:: TASK INPUTS ::

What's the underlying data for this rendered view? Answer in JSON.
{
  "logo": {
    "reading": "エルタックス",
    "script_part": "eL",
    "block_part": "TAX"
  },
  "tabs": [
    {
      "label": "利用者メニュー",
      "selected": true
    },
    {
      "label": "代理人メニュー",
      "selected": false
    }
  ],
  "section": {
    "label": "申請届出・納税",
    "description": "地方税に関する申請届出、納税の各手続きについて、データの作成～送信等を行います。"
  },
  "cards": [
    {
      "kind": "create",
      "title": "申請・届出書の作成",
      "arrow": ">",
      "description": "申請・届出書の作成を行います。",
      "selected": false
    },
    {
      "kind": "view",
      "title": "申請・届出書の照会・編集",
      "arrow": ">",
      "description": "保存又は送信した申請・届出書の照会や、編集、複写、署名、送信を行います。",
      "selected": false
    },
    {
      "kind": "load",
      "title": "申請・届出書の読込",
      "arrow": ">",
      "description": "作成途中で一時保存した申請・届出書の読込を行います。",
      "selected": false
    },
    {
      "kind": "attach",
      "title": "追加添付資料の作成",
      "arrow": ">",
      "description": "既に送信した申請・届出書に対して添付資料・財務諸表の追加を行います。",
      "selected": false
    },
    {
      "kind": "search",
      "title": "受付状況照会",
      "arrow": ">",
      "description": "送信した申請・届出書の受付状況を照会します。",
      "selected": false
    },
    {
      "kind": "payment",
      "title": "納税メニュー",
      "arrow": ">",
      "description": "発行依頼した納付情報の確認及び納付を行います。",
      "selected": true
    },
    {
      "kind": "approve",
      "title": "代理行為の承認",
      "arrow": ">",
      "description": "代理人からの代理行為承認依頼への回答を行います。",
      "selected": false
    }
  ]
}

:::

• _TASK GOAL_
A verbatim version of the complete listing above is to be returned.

• _THE ANSWER_
What's the underlying data for this rendered view? Answer in JSON.
{
  "logo": {
    "reading": "エルタックス",
    "script_part": "eL",
    "block_part": "TAX"
  },
  "tabs": [
    {
      "label": "利用者メニュー",
      "selected": true
    },
    {
      "label": "代理人メニュー",
      "selected": false
    }
  ],
  "section": {
    "label": "申請届出・納税",
    "description": "地方税に関する申請届出、納税の各手続きについて、データの作成～送信等を行います。"
  },
  "cards": [
    {
      "kind": "create",
      "title": "申請・届出書の作成",
      "arrow": ">",
      "description": "申請・届出書の作成を行います。",
      "selected": false
    },
    {
      "kind": "view",
      "title": "申請・届出書の照会・編集",
      "arrow": ">",
      "description": "保存又は送信した申請・届出書の照会や、編集、複写、署名、送信を行います。",
      "selected": false
    },
    {
      "kind": "load",
      "title": "申請・届出書の読込",
      "arrow": ">",
      "description": "作成途中で一時保存した申請・届出書の読込を行います。",
      "selected": false
    },
    {
      "kind": "attach",
      "title": "追加添付資料の作成",
      "arrow": ">",
      "description": "既に送信した申請・届出書に対して添付資料・財務諸表の追加を行います。",
      "selected": false
    },
    {
      "kind": "search",
      "title": "受付状況照会",
      "arrow": ">",
      "description": "送信した申請・届出書の受付状況を照会します。",
      "selected": false
    },
    {
      "kind": "payment",
      "title": "納税メニュー",
      "arrow": ">",
      "description": "発行依頼した納付情報の確認及び納付を行います。",
      "selected": true
    },
    {
      "kind": "approve",
      "title": "代理行為の承認",
      "arrow": ">",
      "description": "代理人からの代理行為承認依頼への回答を行います。",
      "selected": false
    }
  ]
}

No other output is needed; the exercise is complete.